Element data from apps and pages
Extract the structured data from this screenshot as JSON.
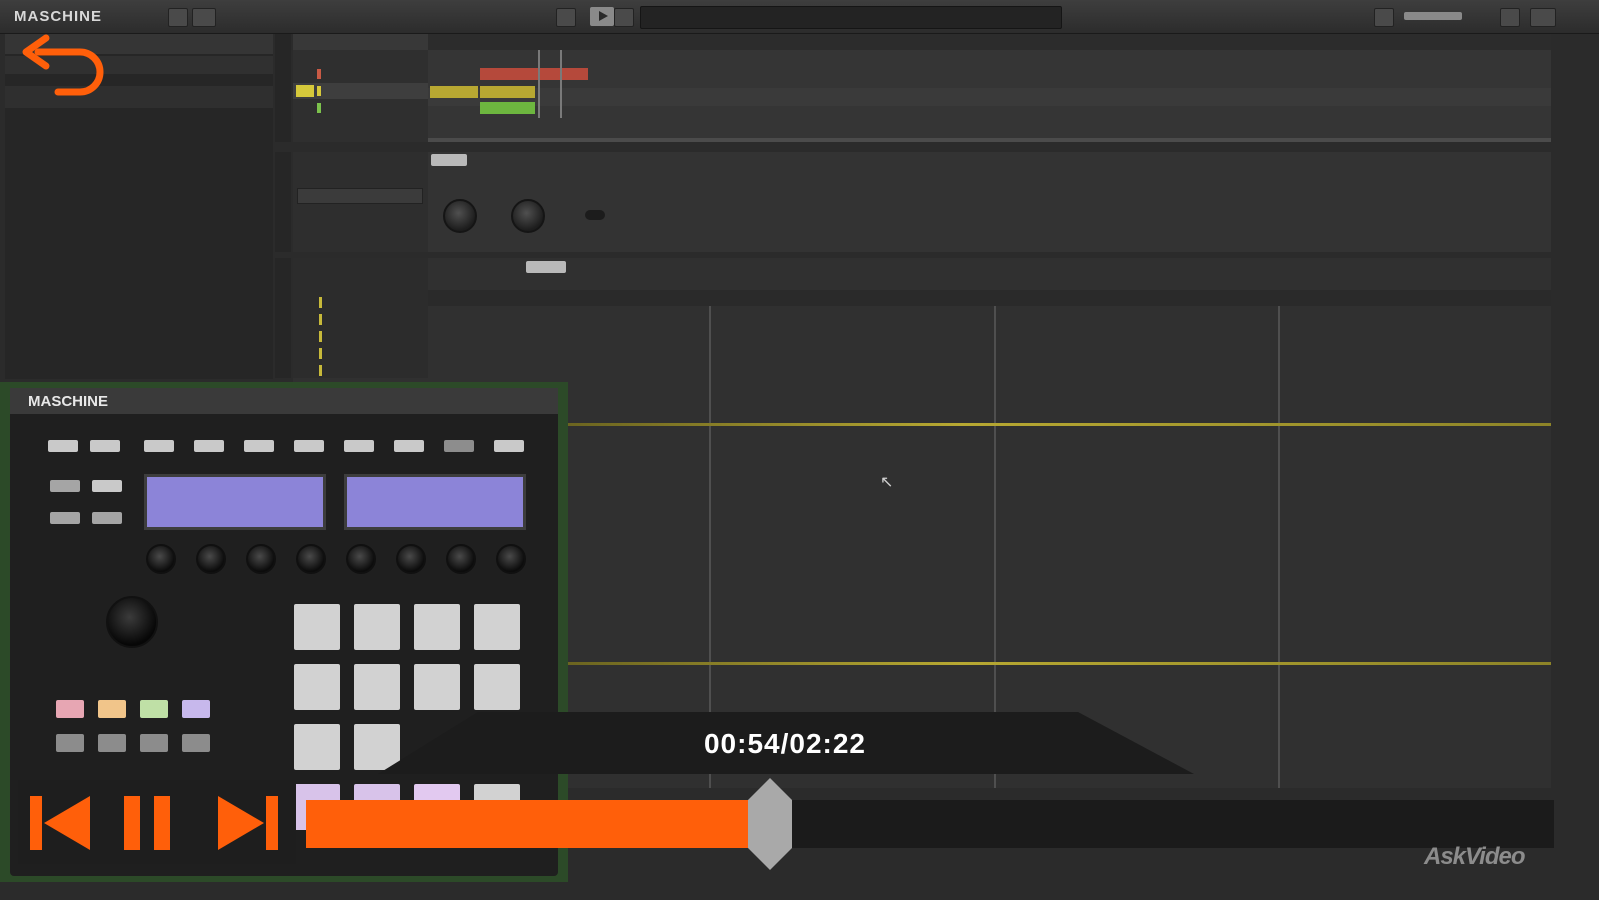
{
  "app": {
    "name": "MASCHINE"
  },
  "playback": {
    "current": "00:54",
    "total": "02:22",
    "display": "00:54/02:22",
    "progress": 0.37
  },
  "branding": {
    "watermark": "AskVideo"
  },
  "hardware": {
    "logo": "MASCHINE"
  },
  "colors": {
    "accent": "#ff5f0a",
    "pattern_line": "#b7a832",
    "screen": "#8c84d8"
  },
  "icons": {
    "back": "back-arrow-icon",
    "skip_back": "skip-back-icon",
    "pause": "pause-icon",
    "skip_forward": "skip-forward-icon",
    "cursor": "mouse-cursor-icon"
  }
}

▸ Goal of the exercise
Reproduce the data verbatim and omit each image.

▸ Answer for this exercise
Extract the structured data from this screenshot as JSON.
{
  "app": {
    "name": "MASCHINE"
  },
  "playback": {
    "current": "00:54",
    "total": "02:22",
    "display": "00:54/02:22",
    "progress": 0.37
  },
  "branding": {
    "watermark": "AskVideo"
  },
  "hardware": {
    "logo": "MASCHINE"
  },
  "colors": {
    "accent": "#ff5f0a",
    "pattern_line": "#b7a832",
    "screen": "#8c84d8"
  },
  "icons": {
    "back": "back-arrow-icon",
    "skip_back": "skip-back-icon",
    "pause": "pause-icon",
    "skip_forward": "skip-forward-icon",
    "cursor": "mouse-cursor-icon"
  }
}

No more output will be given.